Roughly two-thirds of workers with retirement plans surveyed in 2016 had not read any investment fee disclosures in the previous year, according to The Pew Charitable Trusts, which conducted a nationally representative online survey of nearly 3,000 private sector workers. Even among those who said they were very familiar with their fees, 33% hadn’t read any fee disclosures in the past year.
Key findings of the survey include the fact that, while nearly seven in ten respondents with retirement plans said they were at least somewhat familiar with their plan’s fees, 31% percent were not at all familiar with the fees. Of the third who had read a fee disclosure, not all found the information understandable. Familiarity with these fees is important, says Pew, because most workers with retirement plans have defined contribution plans, such as 401(k)s or individual retirement accounts (IRAs), in which they shoulder all the risks of investment loss. Only seven out of ten of those who read the disclosures reported that they understood the information. In total, only 25% of all respondents said they had both read and understood a disclosure about retirement account fees.
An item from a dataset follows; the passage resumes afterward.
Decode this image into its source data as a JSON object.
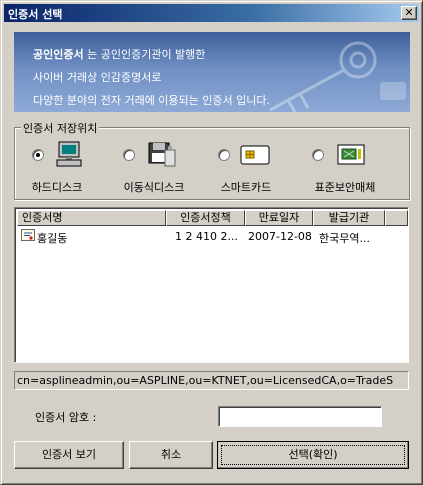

Demographics. Hispanics, women, younger workers, respondents with lower levels of education, and low-income workers were among the least likely to be familiar with the fees in their plans, according to research findings. Workers who had engaged in retirement planning at some point were more likely than those who had not to be familiar with their retirement plan fees.
SOURCE: Wolters Kluwer